Contrast the experience of retailers who sell commodity products with those who sell necessities. Necessity retailers – like grocery stores – have seen a pandemic driven surge in consumer spending, both online and in person. According to the Brick Meets Click /Mercatus Grocery Store Shopping Survey, online grocery store sales surged 43% from March 2020 to March 2021. Further, the curbside pickup segment saw a 12% increase while the delivery segment gained 23% and nearly 70 million households placed an average of 2.8 orders online in March 2021.
While these statistics highlight the success of grocery stores during the pandemic, they don’t necessarily tell the story of why grocery store anchored shopping centers have performed so well.
Why Are Grocery Store Anchored Shopping Centers Doing So Well?
There are three reasons that grocery store anchored shopping centers have continued to thrive despite the challenging economic conditions presented by the pandemic: necessity, adaptability, and profitability.
This is the most obvious explanation for grocery store anchored retail success. We all need to eat and grocery stores are where food is purchased. This was the case before the pandemic, during the pandemic, and it will be the case long after the pandemic is in our rearview mirror.
The enduring necessity of food items means that there will always be a need for grocery store anchored shopping centers, even if the shopping experience looks somewhat different.
In the short-term, grocery stores were quick to adapt to meet their customers needs. Changes include things like: curbside pickup options, home delivery, one-way aisles, sanitized shopping carts, and special shopping times for vulnerable residents. These changes allowed customers to feel safe enough to continue shopping both in person and online.
Again, the ability of grocery store tenants to adapt proves their enduring necessity in both good times and bad. Investors have recognized this and continue to bid up the prices of grocery anchored retail centers as a result.
Perhaps the main reason that grocery store anchored shopping centers are doing so well is that grocery stores themselves are doing very well. The necessity of their offering and their ability to adapt has driven a surge in sales that has left many grocery store tenants in a strong financial position. This means that there is a reduced risk that a grocery tenant will default on their lease obligations.

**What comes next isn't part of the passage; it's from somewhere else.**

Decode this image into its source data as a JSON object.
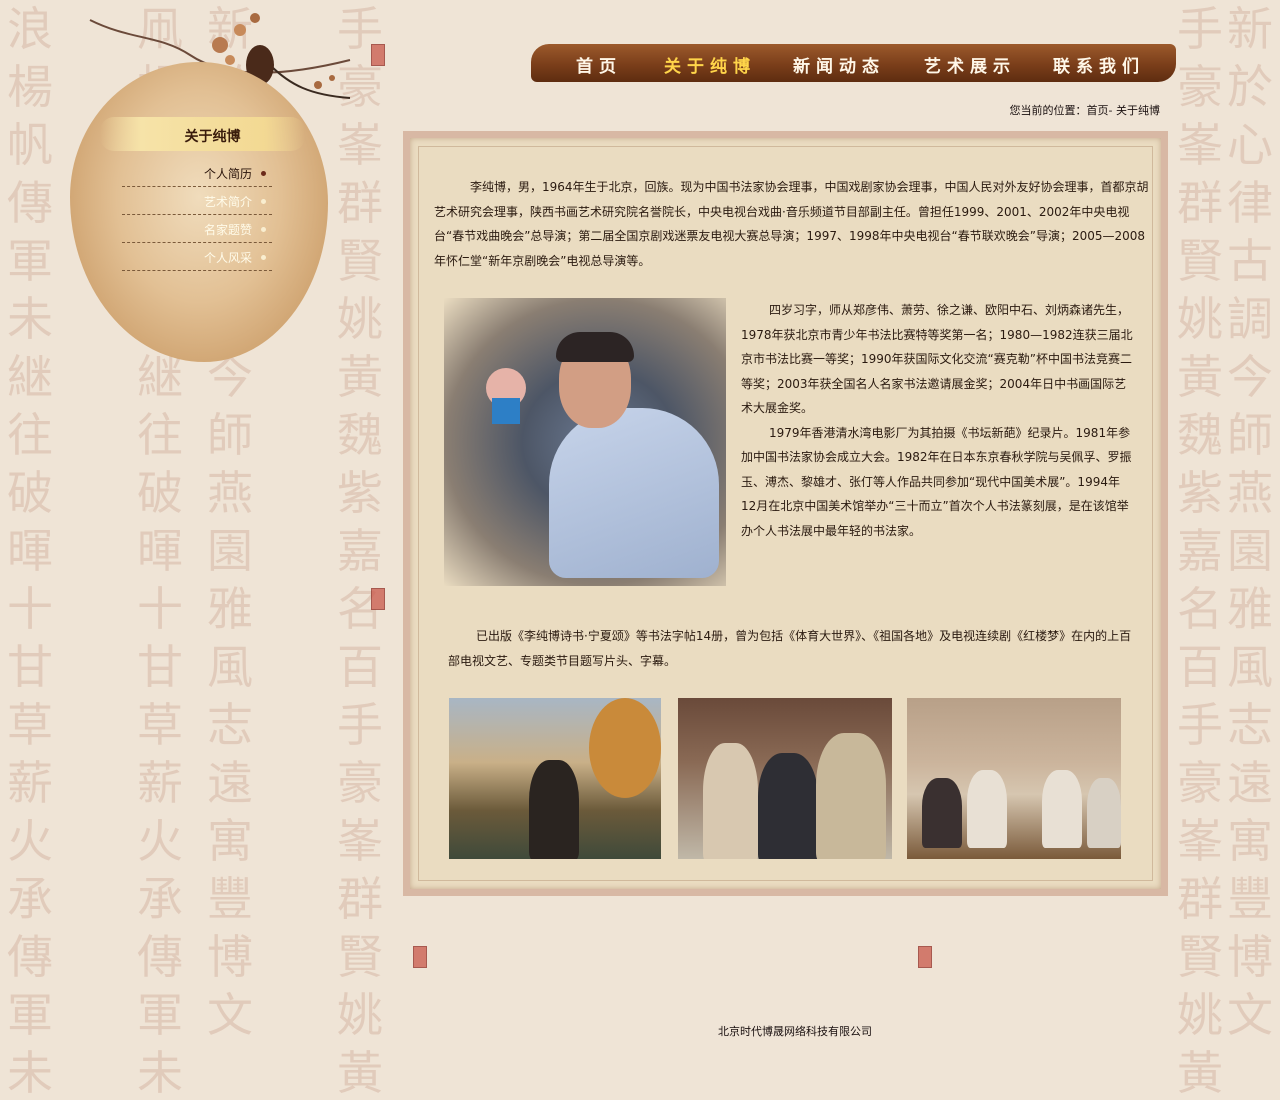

To illustrate this point, consider the performance of grocery stores over the previous year of the pandemic. For example sales at Kroger surged nearly $10B from January 2020 to January 2021 and sales at Costco grew by $12B over the same time frame. Similar results were seen with privately held stores like Publix, Aldi, and Trader Joes. This type of success highlights the idea that grocery stores are more important than ever.
So, What is The Future of Grocery Store Anchored Shopping Center Investment?
Despite the ongoing disruption in the broader retail industry, we believe that the outlook for grocery store anchored retail shopping centers is bright. This is the core of our investment business and we believe that well located shopping centers with high quality anchor tenants and supporting tenants with an experiential offering will continue to thrive in the market conditions produced by all phases of the economic cycle.
Interested In Learning More?
First National Realty Partners is one of the country’s leading private equity commercial real estate investment firms. With an intentional focus on finding world-class, multi-tenanted assets well below intrinsic value, we seek to create superior long-term, risk-adjusted returns for our investors while creating strong economic assets for the communities we invest in.
To learn more about our investment opportunities, contact us at (800) 605-4966 or email@example.com for more information.